RECORDS TO USE:
######

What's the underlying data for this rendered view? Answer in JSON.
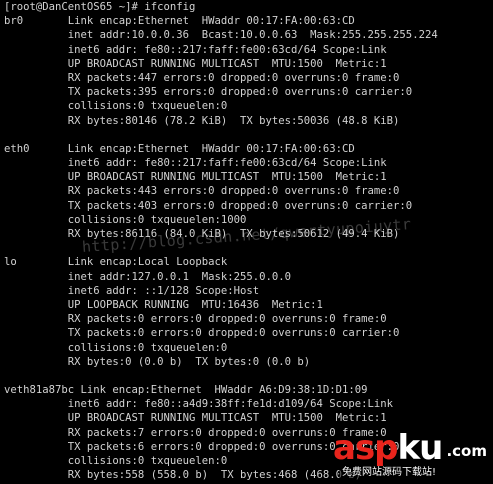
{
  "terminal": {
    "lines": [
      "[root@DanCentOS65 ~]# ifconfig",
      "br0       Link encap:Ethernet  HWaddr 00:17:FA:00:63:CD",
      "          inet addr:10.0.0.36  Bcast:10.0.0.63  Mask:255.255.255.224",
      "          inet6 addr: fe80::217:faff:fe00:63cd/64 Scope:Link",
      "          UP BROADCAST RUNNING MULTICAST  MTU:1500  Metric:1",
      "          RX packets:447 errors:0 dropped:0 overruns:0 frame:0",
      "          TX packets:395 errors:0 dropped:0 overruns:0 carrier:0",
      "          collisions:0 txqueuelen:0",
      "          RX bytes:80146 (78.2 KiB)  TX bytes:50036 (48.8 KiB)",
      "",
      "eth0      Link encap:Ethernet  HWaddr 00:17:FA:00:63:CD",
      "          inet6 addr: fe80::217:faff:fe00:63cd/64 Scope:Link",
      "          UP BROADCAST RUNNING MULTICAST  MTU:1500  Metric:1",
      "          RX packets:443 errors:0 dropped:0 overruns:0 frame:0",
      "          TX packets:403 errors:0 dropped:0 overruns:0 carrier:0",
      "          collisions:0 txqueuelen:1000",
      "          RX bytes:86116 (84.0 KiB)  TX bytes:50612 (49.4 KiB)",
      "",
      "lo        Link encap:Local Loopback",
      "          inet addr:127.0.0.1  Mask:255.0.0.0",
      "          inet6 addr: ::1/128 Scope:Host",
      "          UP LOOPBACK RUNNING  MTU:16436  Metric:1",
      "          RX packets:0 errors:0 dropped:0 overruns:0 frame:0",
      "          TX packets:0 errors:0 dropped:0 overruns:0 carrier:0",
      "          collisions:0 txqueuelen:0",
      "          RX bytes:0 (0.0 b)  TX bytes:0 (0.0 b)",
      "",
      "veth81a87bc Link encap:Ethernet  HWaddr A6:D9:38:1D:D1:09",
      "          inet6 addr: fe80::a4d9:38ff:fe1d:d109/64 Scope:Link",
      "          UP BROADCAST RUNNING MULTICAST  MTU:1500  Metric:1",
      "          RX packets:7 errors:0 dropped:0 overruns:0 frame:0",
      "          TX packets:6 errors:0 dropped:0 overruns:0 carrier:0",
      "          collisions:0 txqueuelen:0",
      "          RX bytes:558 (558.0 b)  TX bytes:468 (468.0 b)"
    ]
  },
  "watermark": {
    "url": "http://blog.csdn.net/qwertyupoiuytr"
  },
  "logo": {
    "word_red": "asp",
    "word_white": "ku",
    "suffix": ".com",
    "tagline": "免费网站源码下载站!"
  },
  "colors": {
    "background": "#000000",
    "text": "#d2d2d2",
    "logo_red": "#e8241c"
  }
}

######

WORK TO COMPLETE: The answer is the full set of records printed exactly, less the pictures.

PROBLEM SOLUTION:
What's the underlying data for this rendered view? Answer in JSON.
{
  "terminal": {
    "lines": [
      "[root@DanCentOS65 ~]# ifconfig",
      "br0       Link encap:Ethernet  HWaddr 00:17:FA:00:63:CD",
      "          inet addr:10.0.0.36  Bcast:10.0.0.63  Mask:255.255.255.224",
      "          inet6 addr: fe80::217:faff:fe00:63cd/64 Scope:Link",
      "          UP BROADCAST RUNNING MULTICAST  MTU:1500  Metric:1",
      "          RX packets:447 errors:0 dropped:0 overruns:0 frame:0",
      "          TX packets:395 errors:0 dropped:0 overruns:0 carrier:0",
      "          collisions:0 txqueuelen:0",
      "          RX bytes:80146 (78.2 KiB)  TX bytes:50036 (48.8 KiB)",
      "",
      "eth0      Link encap:Ethernet  HWaddr 00:17:FA:00:63:CD",
      "          inet6 addr: fe80::217:faff:fe00:63cd/64 Scope:Link",
      "          UP BROADCAST RUNNING MULTICAST  MTU:1500  Metric:1",
      "          RX packets:443 errors:0 dropped:0 overruns:0 frame:0",
      "          TX packets:403 errors:0 dropped:0 overruns:0 carrier:0",
      "          collisions:0 txqueuelen:1000",
      "          RX bytes:86116 (84.0 KiB)  TX bytes:50612 (49.4 KiB)",
      "",
      "lo        Link encap:Local Loopback",
      "          inet addr:127.0.0.1  Mask:255.0.0.0",
      "          inet6 addr: ::1/128 Scope:Host",
      "          UP LOOPBACK RUNNING  MTU:16436  Metric:1",
      "          RX packets:0 errors:0 dropped:0 overruns:0 frame:0",
      "          TX packets:0 errors:0 dropped:0 overruns:0 carrier:0",
      "          collisions:0 txqueuelen:0",
      "          RX bytes:0 (0.0 b)  TX bytes:0 (0.0 b)",
      "",
      "veth81a87bc Link encap:Ethernet  HWaddr A6:D9:38:1D:D1:09",
      "          inet6 addr: fe80::a4d9:38ff:fe1d:d109/64 Scope:Link",
      "          UP BROADCAST RUNNING MULTICAST  MTU:1500  Metric:1",
      "          RX packets:7 errors:0 dropped:0 overruns:0 frame:0",
      "          TX packets:6 errors:0 dropped:0 overruns:0 carrier:0",
      "          collisions:0 txqueuelen:0",
      "          RX bytes:558 (558.0 b)  TX bytes:468 (468.0 b)"
    ]
  },
  "watermark": {
    "url": "http://blog.csdn.net/qwertyupoiuytr"
  },
  "logo": {
    "word_red": "asp",
    "word_white": "ku",
    "suffix": ".com",
    "tagline": "免费网站源码下载站!"
  },
  "colors": {
    "background": "#000000",
    "text": "#d2d2d2",
    "logo_red": "#e8241c"
  }
}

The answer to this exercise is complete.